The Office for the Coordination of Humanitarian Affairs (OCHA) is a department in the UN Secretariat. In order to address the diverse humanitarian needs in Sudan, OCHA Sudan maintains a flexible operational structure with sub-offices in eight states: in the five Darfur states, Abyei, Blue Nile and South Kordofan. Staff in these sub-offices provide local coordination support to humanitarian organisations, liaise with the local government and, where applicable, with peacekeeping missions and other groups.

OCHA addresses and facilitates issues relating to coordination, advocacy, humanitarian financing, and information management for the entire humanitarian community in Sudan. In doing this, OCHA works with the Government’s Humanitarian Aid Commission (HAC) and other government counterparts.
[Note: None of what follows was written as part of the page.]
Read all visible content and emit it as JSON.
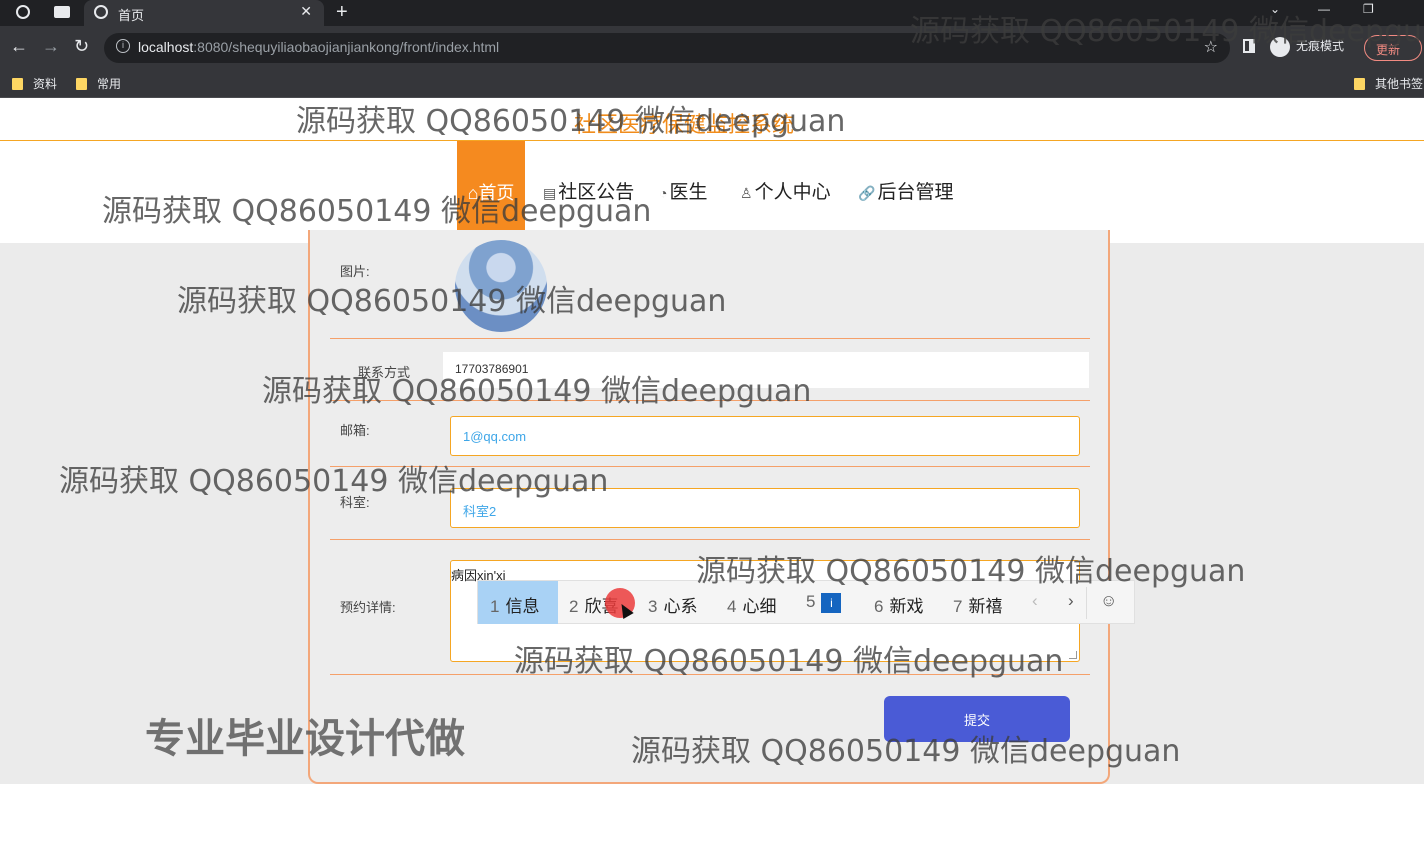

OCHA provides support to the Humanitarian Coordinator (HC), the Darfur Deputy Humanitarian Coordinator (DHC) and the Humanitarian Country Team (HCT) in Sudan.

OCHA looks to foster a conducive operating environment that facilitates the assessment of humanitarian needs and the effective delivery of humanitarian assistance (both material assistance and protection assistance). Crucially, OCHA promotes compliance with humanitarian principles in the humanitarian response. This is an essential element of effective humanitarian coordination and is central to establishing and maintaining access to affected populations, particularly in conflict-affected areas of Sudan.


Contact Us

   Off Abdulla El Tayeb Rd
   PO Box 913, 11111
   Khartoum, Sudan
   Tel: +249
   922 443 999 (196 8404)
   Email: ochasudan@un.org

OCHA Office Locations

OCHA office locations